Some people maintain the settled nature of Roe v Wade prohibits the reversal of this law. That concept ignores Constitutional history in which the Supreme Court has overturned its previous rulings. At best, Roe v Wade constitutes precedence, not inviolability like the laws of the Medes and Persians. Although I do not think Roe v Wade should be overturned, the prospect of elective abortions after the first trimester profoundly disturbs me. I recognize the intellectual inconsistency of my position.
Many religiously oriented people who face the reality of Roe v Wade object to the Federal government financially supporting abortion for citizens who lack the means to pay for the procedure. Such advocacy overlooks the economic and social costs of failing to support women who need, or even desire, an abortion. Similarly, failure to provide contraception to women of reduced financial resources involves economic and social costs.

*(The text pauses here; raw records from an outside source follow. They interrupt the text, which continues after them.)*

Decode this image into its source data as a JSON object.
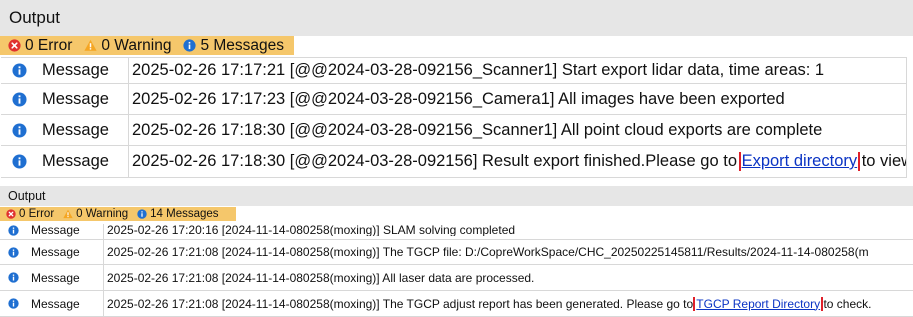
{
  "colors": {
    "error": "#e0312f",
    "warning": "#f5a623",
    "info": "#1f6fd1",
    "highlight": "#f5c76b",
    "link_box": "#e0202a"
  },
  "panel1": {
    "title": "Output",
    "filters": {
      "error": "0 Error",
      "warning": "0 Warning",
      "messages": "5 Messages"
    },
    "rows": [
      {
        "type": "Message",
        "icon": "info-icon",
        "text": "2025-02-26 17:17:21 [@@2024-03-28-092156_Scanner1] Start export lidar data, time areas: 1"
      },
      {
        "type": "Message",
        "icon": "info-icon",
        "text": "2025-02-26 17:17:23 [@@2024-03-28-092156_Camera1] All images have been exported"
      },
      {
        "type": "Message",
        "icon": "info-icon",
        "text": "2025-02-26 17:18:30 [@@2024-03-28-092156_Scanner1] All point cloud exports are complete"
      },
      {
        "type": "Message",
        "icon": "info-icon",
        "text_before": "2025-02-26 17:18:30 [@@2024-03-28-092156] Result export finished.Please go to ",
        "link": "Export directory",
        "text_after": " to view!"
      }
    ]
  },
  "panel2": {
    "title": "Output",
    "filters": {
      "error": "0 Error",
      "warning": "0 Warning",
      "messages": "14 Messages"
    },
    "rows": [
      {
        "type": "Message",
        "icon": "info-icon",
        "text": "2025-02-26 17:20:16 [2024-11-14-080258(moxing)] SLAM solving completed"
      },
      {
        "type": "Message",
        "icon": "info-icon",
        "text": "2025-02-26 17:21:08 [2024-11-14-080258(moxing)] The TGCP file: D:/CopreWorkSpace/CHC_20250225145811/Results/2024-11-14-080258(m"
      },
      {
        "type": "Message",
        "icon": "info-icon",
        "text": "2025-02-26 17:21:08 [2024-11-14-080258(moxing)] All laser data are processed."
      },
      {
        "type": "Message",
        "icon": "info-icon",
        "text_before": "2025-02-26 17:21:08 [2024-11-14-080258(moxing)] The TGCP adjust report has been generated. Please go to ",
        "link": "TGCP Report Directory",
        "text_after": " to check."
      }
    ]
  }
}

The decision whether or not to have an abortion must rest primarily with the mother. After conception and until birth, survival of the new being depends on the mother’s body. The father may feel he has a stake in the developing new being; however, that stake should be manifest by providing adequate nutritional, emotional, and monetary support to the mother. Importantly, once the father has donated the sperm, the developmental process can proceed without him.
Under the Constitution, persons classified as pro-choice or anti-choice with respect to abortion may exercise their right to speak out in support of their opinion without violence. Persuasion, with or without religious content, can change hearts and minds resulting in changes to behavior. Even with Draconian consequences for violation, laws, can only moderate behavior absent changes in belief. For instance, we have laws against murder that incorporate extremely harsh punishment, yet people continue to commit murder. By analogy, even if Roe v Wade were to be reversed, women will still seek out abortions. Abortion—the deliberate termination of a pregnancy—has been a feature of human affairs for centuries.
The Supreme Court issued the 1973 ruling on Roe v Wade based on the woman’s right to privacy and liberty under the Constitution, which includes a woman’s right to decide whether to have an abortion. Anti-choicers who object to abortion on religious grounds should note that the Supreme ruling was made without reference to religion. We should also recognize that the Supreme Court ruling on Roe v Wade does not force any mother to have an abortion.